As chairman of the House Appropriations Subcommittee on Foreign Operations he helped to make the case for the Bush Administration’s innovative aid program, the Millennium Challenge Account but he was also frank about the broader problems of the U.S.'s highly fragmented and poorly administered aid programs . Congressman Kolbe was also an early and wise proponent of the U.S. incorporating prevention of state collapse into its strategy for dealing with the world's more than 50 weak and failing states (an issue that CGD addressed in our 2004 report, On the Brink: Weak States and US National Security)
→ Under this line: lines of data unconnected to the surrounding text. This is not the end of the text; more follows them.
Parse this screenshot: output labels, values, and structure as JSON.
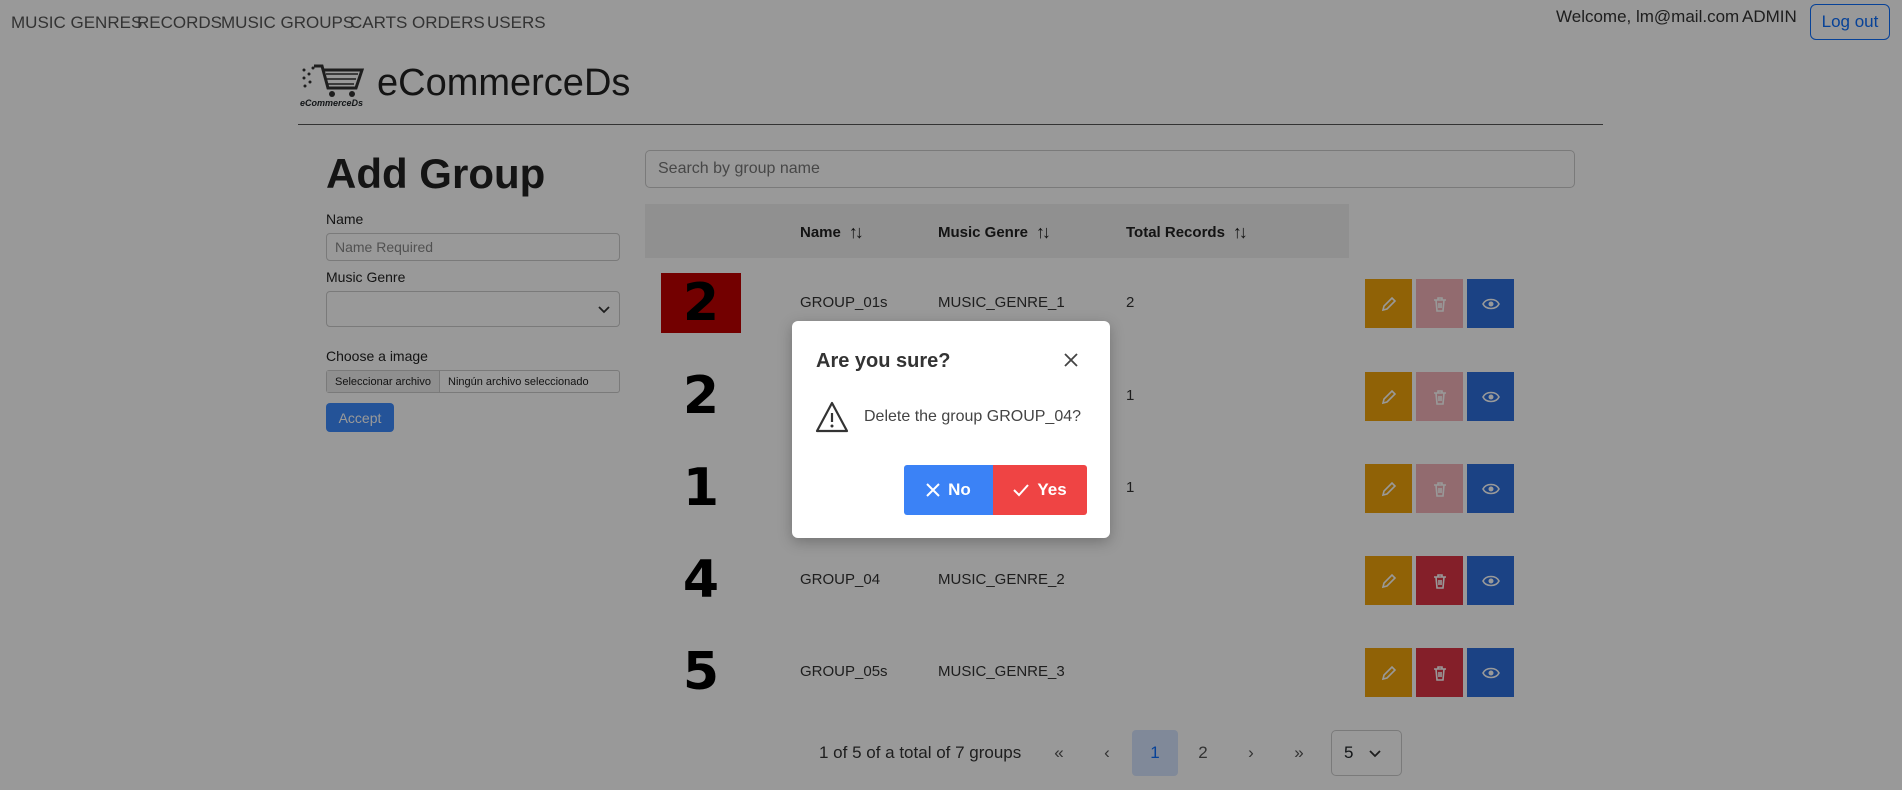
{
  "nav": {
    "links": [
      "MUSIC GENRES",
      "RECORDS",
      "MUSIC GROUPS",
      "CARTS",
      "ORDERS",
      "USERS"
    ],
    "welcome": "Welcome, lm@mail.com",
    "role": "ADMIN",
    "logout_label": "Log out"
  },
  "brand": {
    "title": "eCommerceDs",
    "logo_text": "eCommerceDs"
  },
  "form": {
    "heading": "Add Group",
    "name_label": "Name",
    "name_placeholder": "Name Required",
    "genre_label": "Music Genre",
    "genre_value": "",
    "image_label": "Choose a image",
    "file_button": "Seleccionar archivo",
    "file_status": "Ningún archivo seleccionado",
    "accept_label": "Accept"
  },
  "search": {
    "placeholder": "Search by group name"
  },
  "table": {
    "columns": [
      "Name",
      "Music Genre",
      "Total Records"
    ],
    "rows": [
      {
        "image_text": "2",
        "name": "GROUP_01s",
        "genre": "MUSIC_GENRE_1",
        "total": "2",
        "delete_enabled": false,
        "image_bg": "#c00000"
      },
      {
        "image_text": "2",
        "name": "",
        "genre": "",
        "total": "1",
        "delete_enabled": false,
        "image_bg": ""
      },
      {
        "image_text": "1",
        "name": "",
        "genre": "",
        "total": "1",
        "delete_enabled": false,
        "image_bg": ""
      },
      {
        "image_text": "4",
        "name": "GROUP_04",
        "genre": "MUSIC_GENRE_2",
        "total": "",
        "delete_enabled": true,
        "image_bg": ""
      },
      {
        "image_text": "5",
        "name": "GROUP_05s",
        "genre": "MUSIC_GENRE_3",
        "total": "",
        "delete_enabled": true,
        "image_bg": ""
      }
    ]
  },
  "pagination": {
    "info": "1 of 5 of a total of 7 groups",
    "first": "«",
    "prev": "‹",
    "pages": [
      "1",
      "2"
    ],
    "current_page": "1",
    "next": "›",
    "last": "»",
    "rows_per_page": "5"
  },
  "modal": {
    "title": "Are you sure?",
    "message": "Delete the group GROUP_04?",
    "no_label": "No",
    "yes_label": "Yes"
  },
  "colors": {
    "edit": "#f0a30a",
    "delete": "#dc3545",
    "view": "#2d6fdc",
    "no_button": "#3b82f6",
    "yes_button": "#ef4444"
  }
}
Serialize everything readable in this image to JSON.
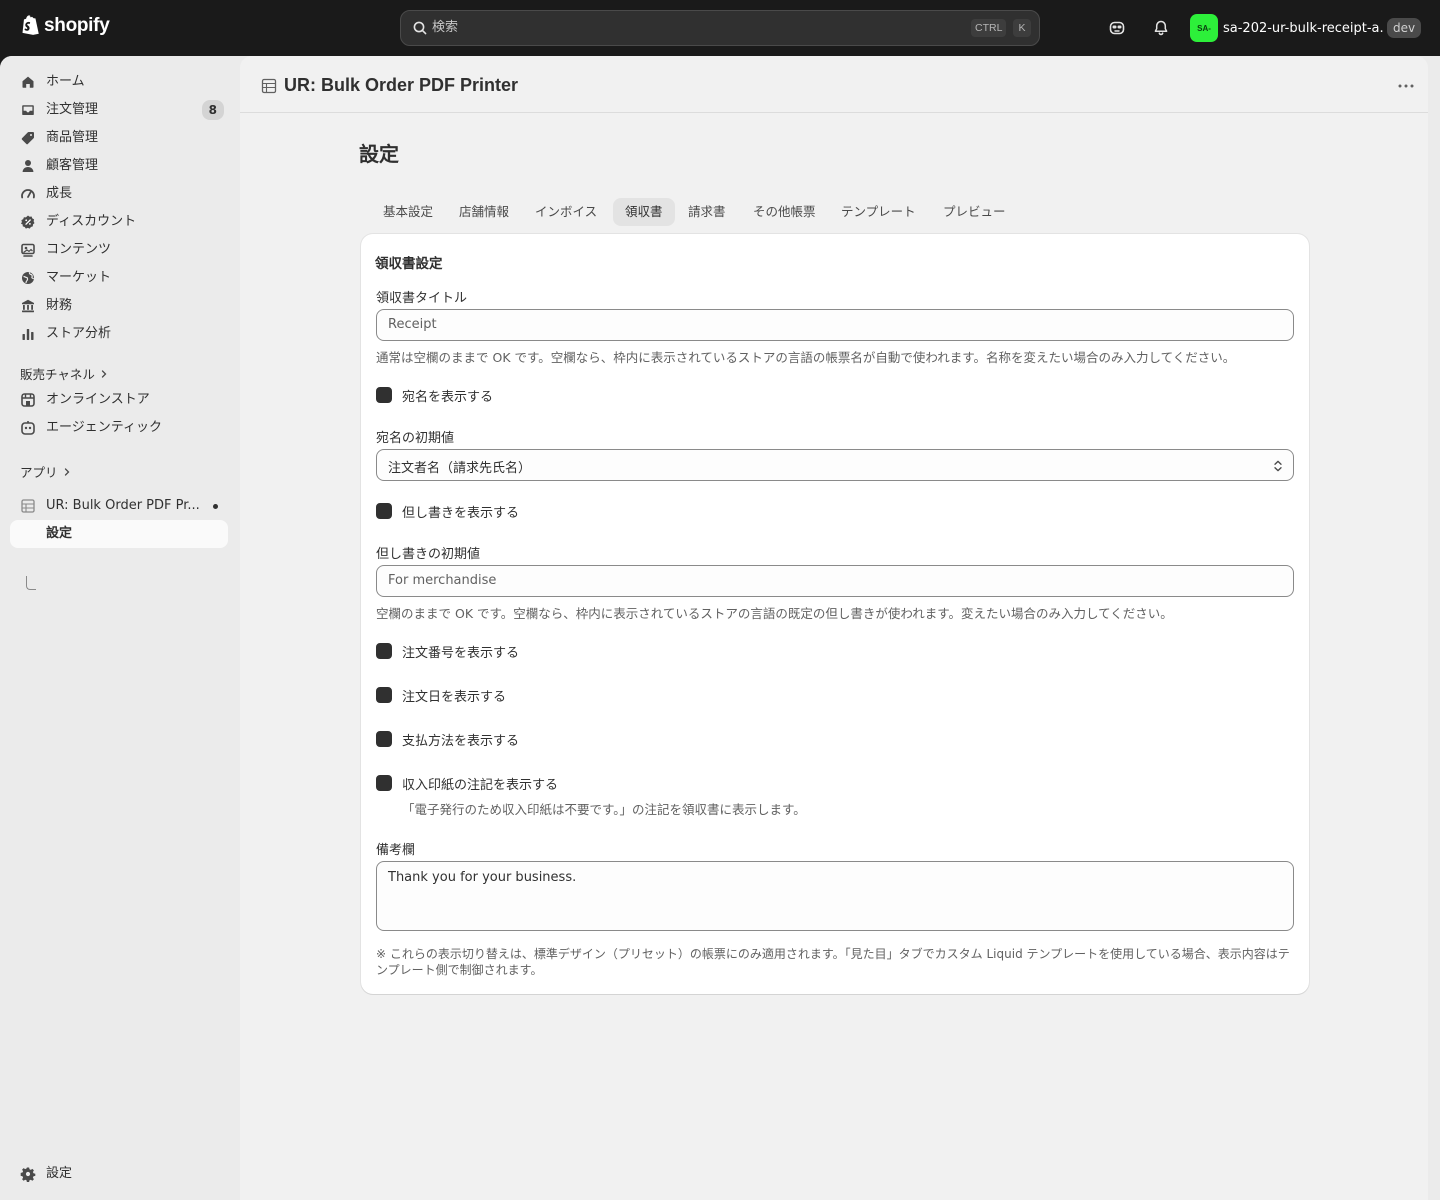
{
  "topbar": {
    "logo_text": "shopify",
    "search_placeholder": "検索",
    "shortcut_ctrl": "CTRL",
    "shortcut_key": "K",
    "store_avatar": "SA-",
    "store_name": "sa-202-ur-bulk-receipt-a...",
    "store_badge": "dev",
    "avatar_color": "#2df03a"
  },
  "sidebar": {
    "items": [
      {
        "label": "ホーム",
        "icon": "home-icon"
      },
      {
        "label": "注文管理",
        "icon": "inbox-icon",
        "badge": "8"
      },
      {
        "label": "商品管理",
        "icon": "tag-icon"
      },
      {
        "label": "顧客管理",
        "icon": "person-icon"
      },
      {
        "label": "成長",
        "icon": "gauge-icon"
      },
      {
        "label": "ディスカウント",
        "icon": "discount-icon"
      },
      {
        "label": "コンテンツ",
        "icon": "content-icon"
      },
      {
        "label": "マーケット",
        "icon": "globe-icon"
      },
      {
        "label": "財務",
        "icon": "bank-icon"
      },
      {
        "label": "ストア分析",
        "icon": "chart-icon"
      }
    ],
    "sales_channels_heading": "販売チャネル",
    "channels": [
      {
        "label": "オンラインストア",
        "icon": "store-icon"
      },
      {
        "label": "エージェンティック",
        "icon": "agent-icon"
      }
    ],
    "apps_heading": "アプリ",
    "app_item": "UR: Bulk Order PDF Pr...",
    "app_sub_item": "設定",
    "settings_label": "設定"
  },
  "main": {
    "app_title": "UR: Bulk Order PDF Printer",
    "page_title": "設定",
    "tabs": [
      {
        "label": "基本設定",
        "active": false
      },
      {
        "label": "店舗情報",
        "active": false
      },
      {
        "label": "インボイス",
        "active": false
      },
      {
        "label": "領収書",
        "active": true
      },
      {
        "label": "請求書",
        "active": false
      },
      {
        "label": "その他帳票",
        "active": false
      },
      {
        "label": "テンプレート",
        "active": false
      },
      {
        "label": "プレビュー",
        "active": false
      }
    ]
  },
  "receipt": {
    "section_title": "領収書設定",
    "title_label": "領収書タイトル",
    "title_placeholder": "Receipt",
    "title_help": "通常は空欄のままで OK です。空欄なら、枠内に表示されているストアの言語の帳票名が自動で使われます。名称を変えたい場合のみ入力してください。",
    "show_addressee": "宛名を表示する",
    "addressee_default_label": "宛名の初期値",
    "addressee_default_value": "注文者名（請求先氏名）",
    "show_proviso": "但し書きを表示する",
    "proviso_default_label": "但し書きの初期値",
    "proviso_placeholder": "For merchandise",
    "proviso_help": "空欄のままで OK です。空欄なら、枠内に表示されているストアの言語の既定の但し書きが使われます。変えたい場合のみ入力してください。",
    "show_order_number": "注文番号を表示する",
    "show_order_date": "注文日を表示する",
    "show_payment_method": "支払方法を表示する",
    "show_stamp_note": "収入印紙の注記を表示する",
    "stamp_note_help": "「電子発行のため収入印紙は不要です。」の注記を領収書に表示します。",
    "remarks_label": "備考欄",
    "remarks_value": "Thank you for your business.",
    "footer_note": "※ これらの表示切り替えは、標準デザイン（プリセット）の帳票にのみ適用されます。「見た目」タブでカスタム Liquid テンプレートを使用している場合、表示内容はテンプレート側で制御されます。"
  }
}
I am struck that media reports of Congressman Kolbe’s decision neglect his extensive work on development issues—despite the fact that many in the development community regard him as something of a hero. That’s perhaps symptomatic of the challenges that he surely faced in Congress and in his district in making the case for a sound U.S. development policy. But the media reports do capture some of the personal qualities that made Congressman Kolbe’s work on development so effective. As the Arizona Daily Star noted: